Optimal Substructure: Many problems exhibit the property of optimal substructure, meaning that an optimal solution to the problem can be constructed from optimal solutions to its subproblems. In other words, the problem can be decomposed into smaller subproblems, and the optimal solution can be obtained by combining the solutions to these subproblems.

Overlapping Subproblems: In some problems, the same subproblem can recur multiple times during the computation. Repeatedly solving these subproblems from scratch leads to redundant computations, resulting in inefficient algorithms. Dynamic Programming addresses this issue by storing the solutions to subproblems in a table or memoization array, allowing for constant-time retrieval of previously computed solutions.

Memoization and Tabulation: Dynamic Programming employs two main techniques: memoization and tabulation. Memoization involves storing the results of recursive calls in a data structure (such as an array or hashmap) to avoid redundant computations. Tabulation, on the other hand, involves building the solution iteratively, usually using bottom-up or top-down approaches.

Efficiency Improvement: By avoiding redundant computations and reusing the solutions to overlapping subproblems, Dynamic Programming significantly improves the efficiency of algorithms. It can lead to exponential improvements in runtime complexity, making previously intractable problems solvable within reasonable time and resource constraints.

Applications: Dynamic Programming finds applications in various fields, including optimization, algorithm design, computational biology, economics, and artificial intelligence. It is used to solve problems such as the knapsack problem, longest common subsequence, shortest path algorithms, matrix chain multiplication, and many others.

Frequently asked questions

What is the time complexity of the matrix chain multiplication?

The time complexity of matrix chain multiplication is O(n^3), where n is the number of matrices in the chain.

What is the best time complexity for matrix multiplication?

The best time complexity for matrix multiplication is O(n^2.3727), achieved by the Strassen algorithm.

Can matrix chain multiplication be solved using greedy?

No, a greedy can't solve matrix chain multiplication efficiently. Greedy strategies may not lead to the optimal solution since the best choice at each step doesn't necessarily result in the overall optimal multiplication order.

What is the purpose of matrix chain multiplication?

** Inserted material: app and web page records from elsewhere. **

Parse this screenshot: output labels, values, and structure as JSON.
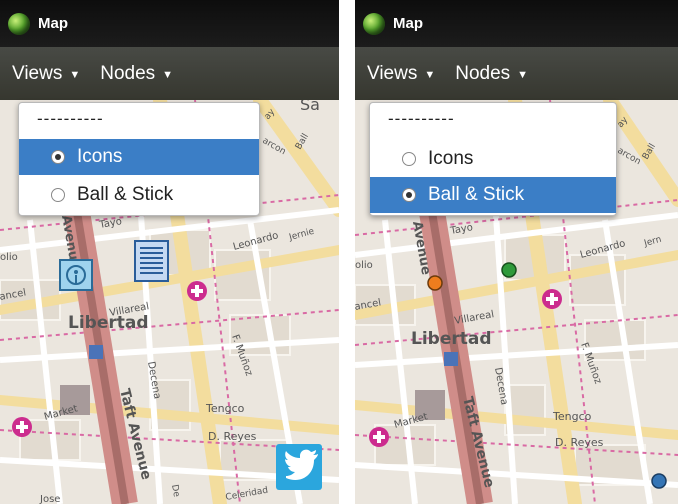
{
  "panels": [
    {
      "window_title": "Map",
      "menu": {
        "views": "Views",
        "nodes": "Nodes"
      },
      "dropdown": {
        "separator": "----------",
        "items": [
          {
            "label": "Icons",
            "selected": true
          },
          {
            "label": "Ball & Stick",
            "selected": false
          }
        ]
      },
      "map_labels": {
        "libertad": "Libertad",
        "taft_avenue": "Taft Avenue",
        "avenue": "Avenue",
        "leonardo": "Leonardo",
        "villareal": "Villareal",
        "market": "Market",
        "tengco": "Tengco",
        "d_reyes": "D. Reyes",
        "decena": "Decena",
        "f_munoz": "F. Muñoz",
        "celeridad": "Celeridad",
        "jose": "Jose",
        "tayo": "Tayo",
        "jernie": "Jernie",
        "ancel": "ancel",
        "olio": "olio",
        "arcon": "arcon",
        "ball": "Ball",
        "sa": "Sa",
        "ay": "ay",
        "de": "De"
      },
      "node_icons": [
        "person-node",
        "document-node",
        "twitter-node"
      ]
    },
    {
      "window_title": "Map",
      "menu": {
        "views": "Views",
        "nodes": "Nodes"
      },
      "dropdown": {
        "separator": "----------",
        "items": [
          {
            "label": "Icons",
            "selected": false
          },
          {
            "label": "Ball & Stick",
            "selected": true
          }
        ]
      },
      "map_labels": {
        "libertad": "Libertad",
        "taft_avenue": "Taft Avenue",
        "avenue": "Avenue",
        "leonardo": "Leonardo",
        "villareal": "Villareal",
        "market": "Market",
        "tengco": "Tengco",
        "d_reyes": "D. Reyes",
        "decena": "Decena",
        "f_munoz": "F. Muñoz",
        "tayo": "Tayo",
        "jernie": "Jern",
        "ancel": "ancel",
        "olio": "olio",
        "arcon": "arcon",
        "ball": "Ball",
        "ay": "ay"
      },
      "node_colors": [
        "#ee7d1e",
        "#2f9a3a",
        "#3575b5"
      ]
    }
  ]
}
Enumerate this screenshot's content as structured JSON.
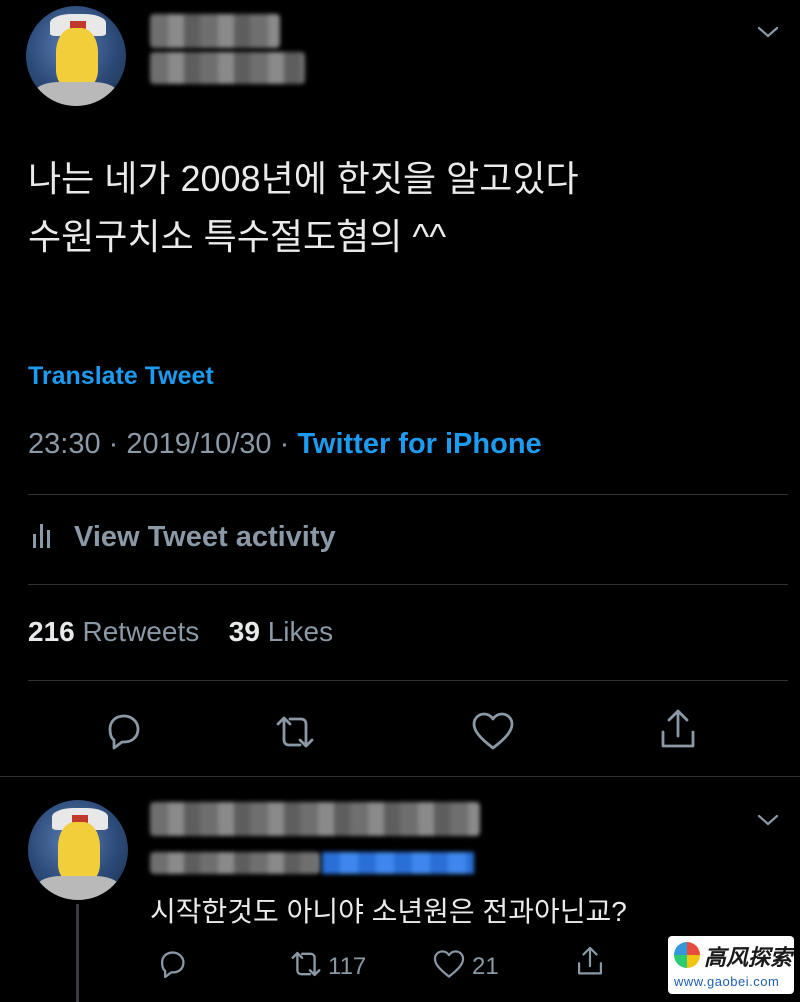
{
  "tweet": {
    "text_line1": "나는 네가 2008년에 한짓을 알고있다",
    "text_line2": "수원구치소 특수절도혐의 ^^",
    "translate": "Translate Tweet",
    "time": "23:30",
    "sep1": "·",
    "date": "2019/10/30",
    "sep2": "·",
    "source": "Twitter for iPhone",
    "activity": "View Tweet activity",
    "retweets_count": "216",
    "retweets_label": "Retweets",
    "likes_count": "39",
    "likes_label": "Likes"
  },
  "reply": {
    "text": "시작한것도 아니야 소년원은 전과아닌교?",
    "retweet_count": "117",
    "like_count": "21"
  },
  "watermark": {
    "title": "高风探索",
    "url": "www.gaobei.com"
  },
  "colors": {
    "background": "#000000",
    "link": "#1d9bf0",
    "muted": "#8b98a5",
    "divider": "#2f3336"
  }
}
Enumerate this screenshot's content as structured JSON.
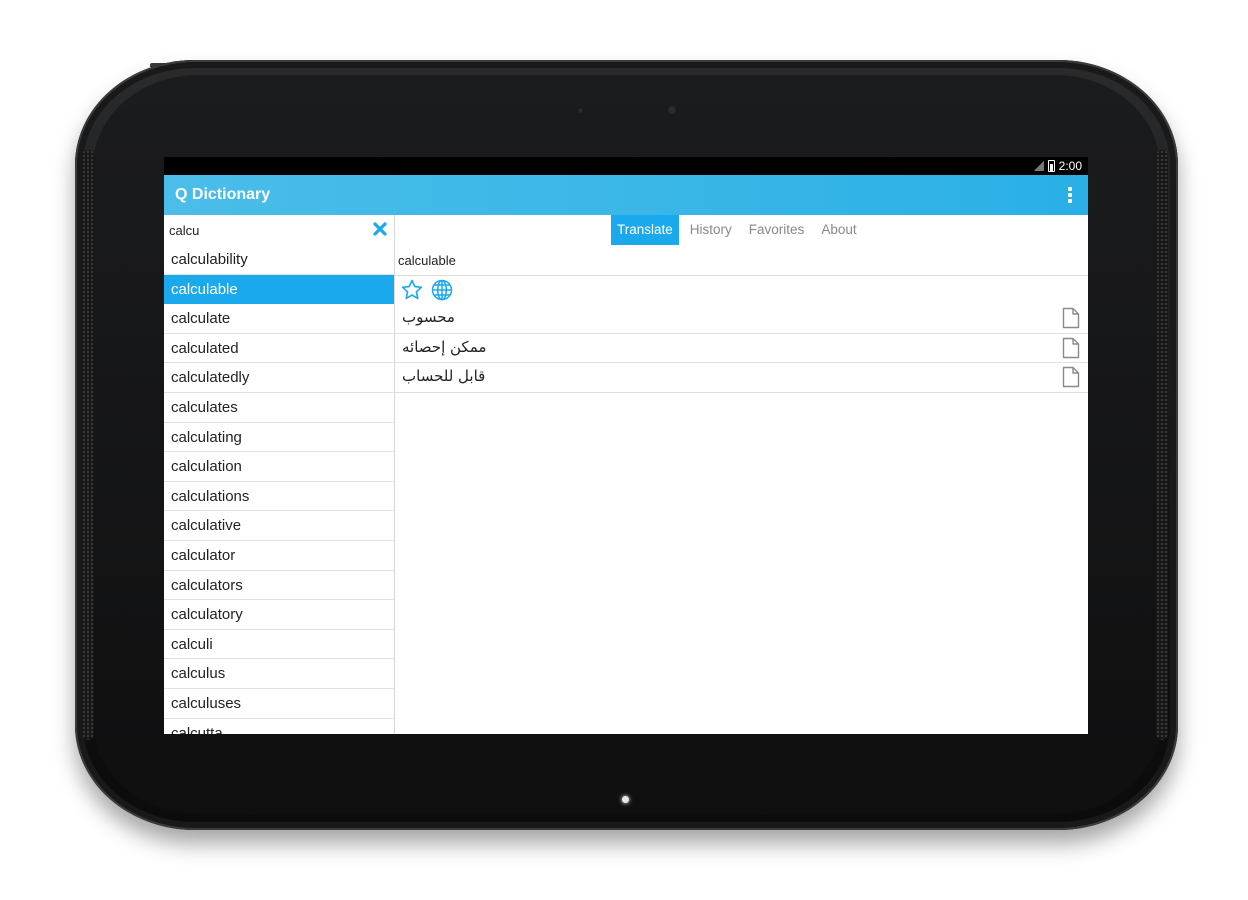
{
  "status_bar": {
    "time": "2:00"
  },
  "action_bar": {
    "title": "Q Dictionary"
  },
  "search": {
    "value": "calcu"
  },
  "word_list": [
    {
      "label": "calculability",
      "selected": false
    },
    {
      "label": "calculable",
      "selected": true
    },
    {
      "label": "calculate",
      "selected": false
    },
    {
      "label": "calculated",
      "selected": false
    },
    {
      "label": "calculatedly",
      "selected": false
    },
    {
      "label": "calculates",
      "selected": false
    },
    {
      "label": "calculating",
      "selected": false
    },
    {
      "label": "calculation",
      "selected": false
    },
    {
      "label": "calculations",
      "selected": false
    },
    {
      "label": "calculative",
      "selected": false
    },
    {
      "label": "calculator",
      "selected": false
    },
    {
      "label": "calculators",
      "selected": false
    },
    {
      "label": "calculatory",
      "selected": false
    },
    {
      "label": "calculi",
      "selected": false
    },
    {
      "label": "calculus",
      "selected": false
    },
    {
      "label": "calculuses",
      "selected": false
    },
    {
      "label": "calcutta",
      "selected": false
    }
  ],
  "tabs": [
    {
      "label": "Translate",
      "active": true
    },
    {
      "label": "History",
      "active": false
    },
    {
      "label": "Favorites",
      "active": false
    },
    {
      "label": "About",
      "active": false
    }
  ],
  "detail": {
    "term": "calculable",
    "translations": [
      "محسوب",
      "ممكن إحصائه",
      "قابل للحساب"
    ]
  },
  "colors": {
    "accent": "#1aa9ec",
    "action_bar": "#33b5e5",
    "icon_gray": "#8a8a8a"
  }
}
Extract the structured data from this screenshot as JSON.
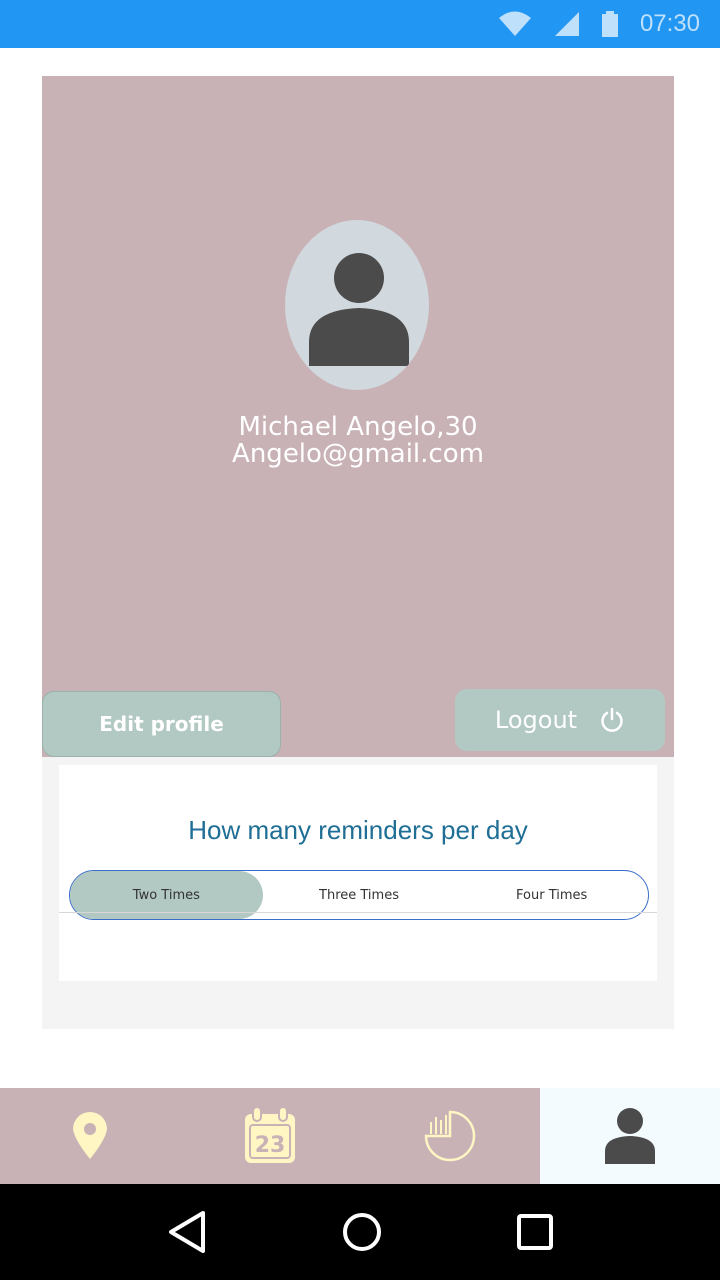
{
  "status_bar": {
    "time": "07:30",
    "icons": [
      "wifi-icon",
      "signal-icon",
      "battery-icon"
    ]
  },
  "profile": {
    "name_age": "Michael Angelo,30",
    "email": "Angelo@gmail.com",
    "edit_label": "Edit profile",
    "logout_label": "Logout"
  },
  "reminders": {
    "question": "How many reminders per day",
    "options": [
      "Two Times",
      "Three Times",
      "Four Times"
    ],
    "selected": "Two Times"
  },
  "bottom_nav": {
    "items": [
      {
        "icon": "location-pin-icon",
        "active": false
      },
      {
        "icon": "calendar-icon",
        "label": "23",
        "active": false
      },
      {
        "icon": "chart-icon",
        "active": false
      },
      {
        "icon": "profile-icon",
        "active": true
      }
    ]
  },
  "colors": {
    "status_bar": "#2196f3",
    "card": "#c8b2b6",
    "button": "#b2c8c2",
    "question": "#1f6e95",
    "icon_yellow": "#fff6c4"
  }
}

The purpose of matrix chain multiplication is to find the most efficient order to multiply a sequence of matrices. It minimizes the number of scalar multiplications required. This optimization is crucial in various fields like computer graphics and scientific simulations.

Conclusion

In this blog, we learned how to implement the matrix chain multiplication problem. We learned the recursive algorithm and the bottom-up dynamic programming approach. To learn more, visit Coding Ninjas Studio today and prepare for your coding interviews flawlessly.